Records excerpted from a collection
══════════════════════════════

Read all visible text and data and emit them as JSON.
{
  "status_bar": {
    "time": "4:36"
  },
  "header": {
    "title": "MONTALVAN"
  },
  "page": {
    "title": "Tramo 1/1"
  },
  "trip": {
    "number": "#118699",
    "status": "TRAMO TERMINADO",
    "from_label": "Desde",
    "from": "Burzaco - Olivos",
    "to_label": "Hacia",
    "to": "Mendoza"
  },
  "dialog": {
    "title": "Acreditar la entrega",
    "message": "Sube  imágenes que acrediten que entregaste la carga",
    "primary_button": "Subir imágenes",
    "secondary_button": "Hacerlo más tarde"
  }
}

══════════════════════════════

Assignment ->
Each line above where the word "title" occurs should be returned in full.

Output for this exercise ->
    "title": "MONTALVAN"
    "title": "Tramo 1/1"
    "title": "Acreditar la entrega",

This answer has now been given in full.